++++ MATERIAL PROVIDED ++++

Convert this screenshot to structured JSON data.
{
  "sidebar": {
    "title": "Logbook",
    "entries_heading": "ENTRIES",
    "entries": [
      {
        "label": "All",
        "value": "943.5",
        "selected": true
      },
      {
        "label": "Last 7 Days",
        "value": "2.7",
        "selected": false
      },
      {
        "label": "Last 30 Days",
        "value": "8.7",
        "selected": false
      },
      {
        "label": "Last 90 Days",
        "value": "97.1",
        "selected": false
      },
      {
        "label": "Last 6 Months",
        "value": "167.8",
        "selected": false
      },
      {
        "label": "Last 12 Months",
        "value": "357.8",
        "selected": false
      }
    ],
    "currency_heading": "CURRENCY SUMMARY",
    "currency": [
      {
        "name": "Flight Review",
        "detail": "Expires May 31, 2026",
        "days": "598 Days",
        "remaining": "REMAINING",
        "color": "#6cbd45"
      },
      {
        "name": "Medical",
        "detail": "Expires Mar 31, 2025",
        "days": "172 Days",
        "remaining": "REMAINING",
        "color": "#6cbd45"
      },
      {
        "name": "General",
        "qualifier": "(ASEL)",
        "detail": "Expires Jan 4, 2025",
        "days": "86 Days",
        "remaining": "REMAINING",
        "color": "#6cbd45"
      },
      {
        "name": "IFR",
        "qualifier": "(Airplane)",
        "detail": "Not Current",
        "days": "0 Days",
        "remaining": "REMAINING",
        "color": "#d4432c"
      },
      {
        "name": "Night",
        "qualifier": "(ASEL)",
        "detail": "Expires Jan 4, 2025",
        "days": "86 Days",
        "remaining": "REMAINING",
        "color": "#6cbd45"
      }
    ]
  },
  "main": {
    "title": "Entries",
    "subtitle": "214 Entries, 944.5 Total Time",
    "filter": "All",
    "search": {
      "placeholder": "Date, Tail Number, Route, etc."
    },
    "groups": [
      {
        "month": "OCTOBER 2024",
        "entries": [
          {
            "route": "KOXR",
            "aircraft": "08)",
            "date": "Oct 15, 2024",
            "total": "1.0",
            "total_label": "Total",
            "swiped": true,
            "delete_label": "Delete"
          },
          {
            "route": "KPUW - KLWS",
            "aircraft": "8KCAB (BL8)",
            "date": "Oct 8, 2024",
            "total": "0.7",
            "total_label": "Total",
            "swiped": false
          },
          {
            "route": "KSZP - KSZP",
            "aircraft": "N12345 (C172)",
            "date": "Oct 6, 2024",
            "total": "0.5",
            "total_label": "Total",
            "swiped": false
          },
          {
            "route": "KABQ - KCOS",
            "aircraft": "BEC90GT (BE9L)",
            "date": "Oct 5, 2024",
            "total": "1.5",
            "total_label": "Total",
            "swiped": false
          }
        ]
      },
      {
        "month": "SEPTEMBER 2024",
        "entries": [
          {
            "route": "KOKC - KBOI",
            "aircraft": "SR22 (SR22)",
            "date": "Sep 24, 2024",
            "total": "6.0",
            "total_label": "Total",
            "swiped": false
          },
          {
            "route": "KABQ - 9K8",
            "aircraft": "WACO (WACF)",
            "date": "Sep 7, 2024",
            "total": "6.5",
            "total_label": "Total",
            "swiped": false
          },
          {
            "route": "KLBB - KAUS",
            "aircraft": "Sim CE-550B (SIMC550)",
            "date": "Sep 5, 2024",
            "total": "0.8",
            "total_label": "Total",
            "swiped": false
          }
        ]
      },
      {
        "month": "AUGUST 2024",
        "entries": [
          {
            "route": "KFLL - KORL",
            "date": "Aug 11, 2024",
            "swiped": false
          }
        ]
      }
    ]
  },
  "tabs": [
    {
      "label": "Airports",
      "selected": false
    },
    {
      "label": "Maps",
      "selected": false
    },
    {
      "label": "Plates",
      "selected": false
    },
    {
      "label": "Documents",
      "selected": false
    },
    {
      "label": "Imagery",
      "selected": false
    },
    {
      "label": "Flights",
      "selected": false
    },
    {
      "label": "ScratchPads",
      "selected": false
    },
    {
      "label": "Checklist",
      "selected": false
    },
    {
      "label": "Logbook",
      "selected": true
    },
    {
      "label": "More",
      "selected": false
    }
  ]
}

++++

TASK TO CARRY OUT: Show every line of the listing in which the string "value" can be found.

RESPONSE BOX:
        "value": "943.5",
        "value": "2.7",
        "value": "8.7",
        "value": "97.1",
        "value": "167.8",
        "value": "357.8",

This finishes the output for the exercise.